WORK TO BE COMPLETED: For this exercise, print all of the entries exactly as given.

**********

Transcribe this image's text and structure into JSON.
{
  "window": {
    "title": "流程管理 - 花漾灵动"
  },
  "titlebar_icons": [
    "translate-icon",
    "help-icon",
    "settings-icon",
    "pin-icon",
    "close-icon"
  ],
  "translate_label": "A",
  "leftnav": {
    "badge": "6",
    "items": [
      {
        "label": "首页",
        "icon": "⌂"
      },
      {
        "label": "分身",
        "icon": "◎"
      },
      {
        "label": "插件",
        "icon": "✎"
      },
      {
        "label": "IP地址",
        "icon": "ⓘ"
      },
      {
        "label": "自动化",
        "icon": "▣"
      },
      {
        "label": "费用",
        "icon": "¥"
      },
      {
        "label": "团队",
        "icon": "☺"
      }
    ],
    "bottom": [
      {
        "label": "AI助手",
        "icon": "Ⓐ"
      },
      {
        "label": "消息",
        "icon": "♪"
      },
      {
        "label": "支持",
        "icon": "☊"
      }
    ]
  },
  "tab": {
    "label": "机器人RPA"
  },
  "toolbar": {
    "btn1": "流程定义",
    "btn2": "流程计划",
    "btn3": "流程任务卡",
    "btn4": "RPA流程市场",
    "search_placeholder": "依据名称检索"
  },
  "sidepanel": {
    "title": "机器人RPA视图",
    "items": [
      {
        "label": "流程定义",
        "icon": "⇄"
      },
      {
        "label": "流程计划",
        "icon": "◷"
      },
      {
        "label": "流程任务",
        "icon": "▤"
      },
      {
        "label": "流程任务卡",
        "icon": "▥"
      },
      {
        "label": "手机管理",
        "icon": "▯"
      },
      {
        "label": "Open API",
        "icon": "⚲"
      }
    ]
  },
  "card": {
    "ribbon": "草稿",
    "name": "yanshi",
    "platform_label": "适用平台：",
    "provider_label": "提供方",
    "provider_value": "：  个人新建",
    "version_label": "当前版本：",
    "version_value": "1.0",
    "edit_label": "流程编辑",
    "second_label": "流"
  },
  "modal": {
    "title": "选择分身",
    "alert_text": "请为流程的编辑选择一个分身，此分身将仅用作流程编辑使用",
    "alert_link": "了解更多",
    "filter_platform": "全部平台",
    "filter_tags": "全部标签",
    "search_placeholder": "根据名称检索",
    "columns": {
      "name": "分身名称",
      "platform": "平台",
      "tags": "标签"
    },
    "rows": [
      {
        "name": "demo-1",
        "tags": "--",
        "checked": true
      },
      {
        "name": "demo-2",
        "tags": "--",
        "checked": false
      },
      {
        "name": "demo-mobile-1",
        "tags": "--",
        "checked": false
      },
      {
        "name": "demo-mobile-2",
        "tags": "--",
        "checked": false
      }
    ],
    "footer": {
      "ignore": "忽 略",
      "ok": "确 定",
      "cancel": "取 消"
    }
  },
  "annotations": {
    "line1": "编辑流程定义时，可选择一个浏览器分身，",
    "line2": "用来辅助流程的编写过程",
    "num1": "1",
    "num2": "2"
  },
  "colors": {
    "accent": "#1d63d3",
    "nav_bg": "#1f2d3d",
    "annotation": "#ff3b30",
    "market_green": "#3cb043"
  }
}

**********

RESPONSE:
Transcribe this image's text and structure into JSON.
{
  "window": {
    "title": "流程管理 - 花漾灵动"
  },
  "titlebar_icons": [
    "translate-icon",
    "help-icon",
    "settings-icon",
    "pin-icon",
    "close-icon"
  ],
  "translate_label": "A",
  "leftnav": {
    "badge": "6",
    "items": [
      {
        "label": "首页",
        "icon": "⌂"
      },
      {
        "label": "分身",
        "icon": "◎"
      },
      {
        "label": "插件",
        "icon": "✎"
      },
      {
        "label": "IP地址",
        "icon": "ⓘ"
      },
      {
        "label": "自动化",
        "icon": "▣"
      },
      {
        "label": "费用",
        "icon": "¥"
      },
      {
        "label": "团队",
        "icon": "☺"
      }
    ],
    "bottom": [
      {
        "label": "AI助手",
        "icon": "Ⓐ"
      },
      {
        "label": "消息",
        "icon": "♪"
      },
      {
        "label": "支持",
        "icon": "☊"
      }
    ]
  },
  "tab": {
    "label": "机器人RPA"
  },
  "toolbar": {
    "btn1": "流程定义",
    "btn2": "流程计划",
    "btn3": "流程任务卡",
    "btn4": "RPA流程市场",
    "search_placeholder": "依据名称检索"
  },
  "sidepanel": {
    "title": "机器人RPA视图",
    "items": [
      {
        "label": "流程定义",
        "icon": "⇄"
      },
      {
        "label": "流程计划",
        "icon": "◷"
      },
      {
        "label": "流程任务",
        "icon": "▤"
      },
      {
        "label": "流程任务卡",
        "icon": "▥"
      },
      {
        "label": "手机管理",
        "icon": "▯"
      },
      {
        "label": "Open API",
        "icon": "⚲"
      }
    ]
  },
  "card": {
    "ribbon": "草稿",
    "name": "yanshi",
    "platform_label": "适用平台：",
    "provider_label": "提供方",
    "provider_value": "：  个人新建",
    "version_label": "当前版本：",
    "version_value": "1.0",
    "edit_label": "流程编辑",
    "second_label": "流"
  },
  "modal": {
    "title": "选择分身",
    "alert_text": "请为流程的编辑选择一个分身，此分身将仅用作流程编辑使用",
    "alert_link": "了解更多",
    "filter_platform": "全部平台",
    "filter_tags": "全部标签",
    "search_placeholder": "根据名称检索",
    "columns": {
      "name": "分身名称",
      "platform": "平台",
      "tags": "标签"
    },
    "rows": [
      {
        "name": "demo-1",
        "tags": "--",
        "checked": true
      },
      {
        "name": "demo-2",
        "tags": "--",
        "checked": false
      },
      {
        "name": "demo-mobile-1",
        "tags": "--",
        "checked": false
      },
      {
        "name": "demo-mobile-2",
        "tags": "--",
        "checked": false
      }
    ],
    "footer": {
      "ignore": "忽 略",
      "ok": "确 定",
      "cancel": "取 消"
    }
  },
  "annotations": {
    "line1": "编辑流程定义时，可选择一个浏览器分身，",
    "line2": "用来辅助流程的编写过程",
    "num1": "1",
    "num2": "2"
  },
  "colors": {
    "accent": "#1d63d3",
    "nav_bg": "#1f2d3d",
    "annotation": "#ff3b30",
    "market_green": "#3cb043"
  }
}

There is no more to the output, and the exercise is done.